Unpaid congressional internships: bad for students, bad for policy

Summer has officially arrived, and with it an influx of interns has come to the nation’s capital. Many of these young men and women will spend the summer working in congressional offices for no pay. While information on the use of unpaid interns is not available for every congressional office, EPI conducted an informal survey and found that at least three-quarters of all House offices use unpaid interns. More than half of all Senate offices, meanwhile, have unpaid interns, according to a survey by the advocacy group Pay Our Interns.

Congress is not alone in its practice of offering unpaid internships—in fact, far from it. Unpaid internships are common in every sector, and have come to be considered a necessary prerequisite for getting a job—despite the fact that most unpaid internships are actually against the law. The Fair Labor Standards Act (FLSA)—the foundation of modern labor law in the United States—requires that anyone doing work for an employer, including interns, be paid at least the minimum wage.

The Department of Labor (DOL) is tasked with enforcing the FLSA and has developed a six-point test to determine whether an internship must be paid as employment covered by the FLSA or is, instead, training or education. In recent years, in a number of high-profile cases courts have upheld and applied the DOL’s test, and determined that an employer had violated the FLSA when it failed to pay its interns for their work. While Congress is exempted from the laws protecting interns, it sets a powerful example by not paying its interns, and the practice has a far-reaching impact on society as well as public policy.
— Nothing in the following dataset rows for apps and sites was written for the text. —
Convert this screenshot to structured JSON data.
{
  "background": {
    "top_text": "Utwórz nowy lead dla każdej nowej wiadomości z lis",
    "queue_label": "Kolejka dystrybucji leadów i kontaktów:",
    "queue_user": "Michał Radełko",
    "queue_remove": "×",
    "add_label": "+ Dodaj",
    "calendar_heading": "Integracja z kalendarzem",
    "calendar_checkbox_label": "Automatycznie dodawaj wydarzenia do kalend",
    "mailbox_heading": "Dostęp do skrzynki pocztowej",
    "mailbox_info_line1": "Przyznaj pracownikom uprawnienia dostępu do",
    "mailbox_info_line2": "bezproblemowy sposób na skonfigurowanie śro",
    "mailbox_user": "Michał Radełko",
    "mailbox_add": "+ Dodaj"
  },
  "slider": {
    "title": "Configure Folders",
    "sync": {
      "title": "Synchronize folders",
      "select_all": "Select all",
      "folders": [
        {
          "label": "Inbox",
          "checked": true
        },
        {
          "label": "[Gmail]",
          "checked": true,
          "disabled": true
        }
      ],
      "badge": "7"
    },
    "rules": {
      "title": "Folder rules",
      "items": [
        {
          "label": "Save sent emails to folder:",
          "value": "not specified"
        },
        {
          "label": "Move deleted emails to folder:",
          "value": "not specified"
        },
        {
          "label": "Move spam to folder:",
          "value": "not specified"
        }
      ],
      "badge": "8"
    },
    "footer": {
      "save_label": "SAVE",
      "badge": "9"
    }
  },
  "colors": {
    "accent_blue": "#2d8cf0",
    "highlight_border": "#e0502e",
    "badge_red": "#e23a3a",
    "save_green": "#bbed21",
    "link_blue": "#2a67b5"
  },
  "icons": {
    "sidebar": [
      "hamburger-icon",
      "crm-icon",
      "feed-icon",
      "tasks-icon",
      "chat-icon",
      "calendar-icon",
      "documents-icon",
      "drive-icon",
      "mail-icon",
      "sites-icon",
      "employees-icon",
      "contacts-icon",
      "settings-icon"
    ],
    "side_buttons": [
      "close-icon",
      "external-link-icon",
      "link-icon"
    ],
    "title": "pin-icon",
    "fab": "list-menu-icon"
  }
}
Nothing is more fundamental than the requirement that employers pay a fair wage for an honest day of work. However, for many young graduates interning this summer, their first employment experience will be working for no pay. Furthermore, because most workplace protections are extended based on “employee” status, unpaid interns will spend the summer working in a legal void if they experience sexual harassment or other conduct that would be prohibited if they were paid employees. Whatever else these young men and women learn, they will learn a powerful lesson about our nation’s system of workplace protections—that we need greater enforcement and tougher penalties for employers that exploit their workforce.

This is where the problem of Congress’ practice of unpaid internships comes into focus. Offering unpaid internships limits opportunities for young people whose families cannot afford to finance the experience, and has policy implications that contribute to the institutionalization of socioeconomic disparities. Often, congressional internships lead to employment in a congressional office. Staff exert influence over policy matters—ensuring that policy staff represent diverse viewpoints and socioeconomic perspectives is critical to promoting policy that serves the interests of majority of Americans.

Consider the American Health Care Act (AHCA), which the Senate is set to consider next week. The House version of the bill included massive cuts to Medicaid, the nation’s public health insurance program for low-income children, adults, seniors, and people with disabilities. 1-in-5 Americans receive health care coverage through Medicaid. Despite the wide reach of the program, it is clear that policymakers in the Republican-controlled Congress do not appreciate its vital importance. Perhaps if more of their policy staff had direct experience with programs like Medicaid, representatives would have a different perspective.

The importance of promoting congressional internship opportunities to young people with diverse background and experiences was recently highlighted in an editorial co-authored by House Democratic Whip Steny Hoyer (D-Md.) and Representative Fred Upton (R-Mich.). Representatives Hoyer and Upton discussed the “College to Congress” program which provides needs-based scholarships to Pell-Grant students so that they can participate in congressional internships that are traditionally unpaid.

Providing financing for internships not only makes them available to less well-off students, it also makes internships more valuable to any student who takes one. The differences in employment outcomes following paid and unpaid internships are striking. A survey conducted by the National Association of Colleges and Employers found that college graduates who had paid internships were more likely to get a job offer, and their salary offers were higher than those received by graduates who had unpaid internships.

Unpaid internships are also a drag on the economy. Students already burdened with ever-increasing student loan debt are forced to cut back their consumption of goods and services in order to participate in unpaid work that they are told is necessary for them to be competitive in the labor market. Even more troubling, unpaid internships undermine the central premise of our nation’s labor and employment law: that you have a right to be paid for your labor. Unpaid work is exploitation. Congress should set an example in this area. This is not just a matter of fairness but a way of ensuring full democratic participation.